It’s not hard to understand why Democrats are steering clear of Keith Ellison. How could they possibly defend his taking money and other fundraising help from a self-identified Hamas supporter, whose previous employer was found by a civil court judge to have been supporting Hamas? What could leading Democrats say about other Ellison supporters, including one whose organization in late 2004 participated in “A tribute to the great Islamic visionary Ayatollah Khomenei”?

At least one Democrat—the top party official in Minnesota—has come out swinging in defense of Ellison. Minnesota DFL Party chairman Brian Melendez attempted to stifle criticism by playing the bigotry card: “There are people in this world who hear Muslim and think terrorist.
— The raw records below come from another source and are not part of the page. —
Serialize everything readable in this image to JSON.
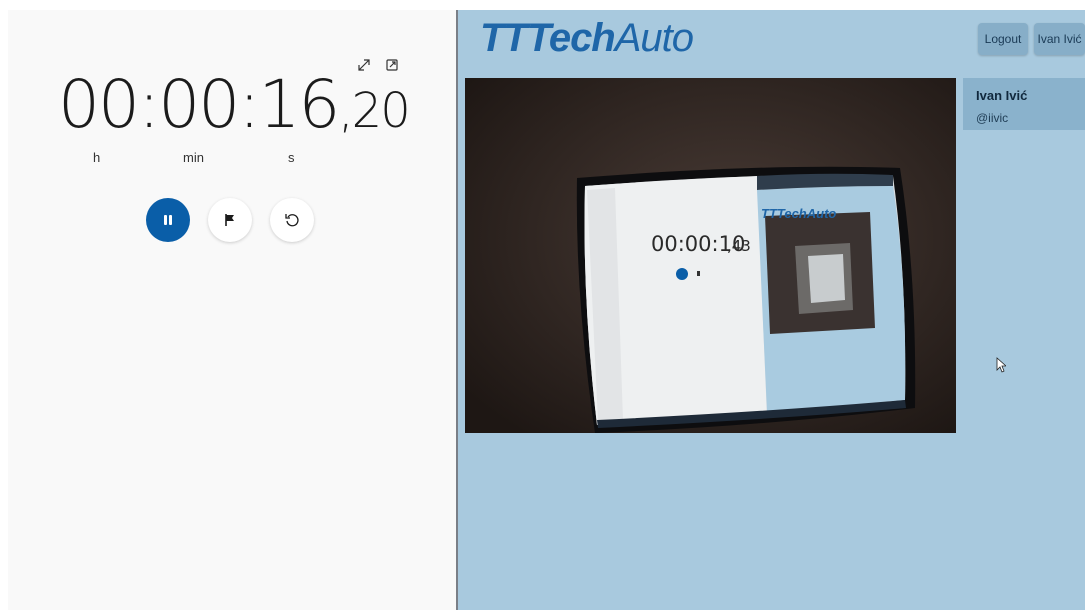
{
  "stopwatch": {
    "time_main": "00:00:16",
    "time_fraction": ",20",
    "units": {
      "hours": "h",
      "minutes": "min",
      "seconds": "s"
    },
    "icons": [
      "expand-icon",
      "keep-on-top-icon"
    ],
    "controls": [
      {
        "name": "pause-button",
        "icon": "pause-icon"
      },
      {
        "name": "lap-button",
        "icon": "flag-icon"
      },
      {
        "name": "reset-button",
        "icon": "reset-icon"
      }
    ],
    "accent_color": "#0a5ea8"
  },
  "app": {
    "logo_bold": "TTTech",
    "logo_light": "Auto",
    "logout_label": "Logout",
    "user_button_label": "Ivan Ivić",
    "profile": {
      "name": "Ivan Ivić",
      "handle": "@iivic"
    },
    "background_color": "#a8c9de",
    "brand_color": "#1f66a8"
  },
  "video_feed": {
    "inner_stopwatch_time": "00:00:10",
    "inner_stopwatch_fraction": ",43",
    "inner_logo": "TTTechAuto"
  }
}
They’re bigots who wouldn’t vote for Ellison anyway.”

Melendez offered this astounding defense before the Awad-headlined fundraiser and Ellison’s latest FEC filings, which is when the full extent of the CAIR founder’s role became known. But ironically, his comments are all the more fitting now, as those very words could have been uttered by CAIR spokesman Ibrahim Hooper himself. Actually, they pretty much were.

Mike Erlandson, one of two other main Democrats in the race and the longtime chief of staff of retiring Rep. Martin Sabo, recently attacked Ellison for appearing with Awad, whom he reportedly described as a Hamas supporter. The extent of the Star-Tribune’s research into this allegation was to call CAIR. Hooper whined, “It is unfortunate that a candidate for public office would stoop to anti-Muslim bigotry … by using long-refuted smears. Neither the council nor Mr. Awad supports any terrorist group anywhere in the world.”

When CAIR speaks, what matters is what the definition of “terrorist” is. CAIR does not view groups like Hamas and Hezbollah as terrorists. To them, Israel is the terrorist. And since they don’t support Israel—this is almost certainly CAIR’s logic—they don’t support terrorism. CAIR has yet to condemn by name any Islamic terrorist organization, except for al Qaeda—which it did only reluctantly several months after 9/11. Even CAIR’s much-hyped fatwa against terrorism and extremism last year did nothing more than condemn two terms that intentionally were not defined.

Had the Star-Tribune reporter done so much as a Google search, she would have learned that Awad had publicly declared himself a Hamas supporter during a 1994 speech at Barry University in Florida. The remarks were captured on videotape, and the corresponding transcript was accepted into evidence in a civil trial two years ago. Instead, the reporter was hoodwinked by CAIR’s skillful phrasing.

Given how smooth Awad is said to be, it is understandable that someone not knowing his true nature could accept campaign contributions and other help from him. And Ellison is not the first to appear publicly with Awad. President Bush did so days after 9/11, as Communications Director Jim Leinfelder was quick to note. But it was precisely because of that incident that outcry over Awad and CAIR skyrocketed. And after the Islamic Association of Palestine–where Awad was an executive immediately before founding CAIR–shuttered in the wake of being found liable in a civil court in 2004 for supporting Hamas, focus on Awad has only intensified.

Everyone’s entitled to make mistakes. Awad is hardly the first shady character to contribute campaign cash. So if the answer is as simple as Ellison didn’t think to have his staff do any kind of background check on someone he’s known since his days in law school, then that’s fair enough.

But protocol dictates that when a candidate learns he took money from someone with whom he wants no association, he returns the cash or donates it to charity. Ellison has not done so. Now that his staff has been given full notice about Awad and several people he apparently persuaded to support Ellison, will the candidate do the right thing?

If Ellison decides to keep the cash Awad had a hand in collecting, then the Democratic frontrunner has made a clear statement about who he is.

Assuming Ellison wants to keep CAIR’s company—as his evasive behavior suggests–then both the Democratic Party and voters in MN-05 need to make an equally clear statement: No friend of CAIR’s can be a friend of ours.

Responses

Books to read from Power Line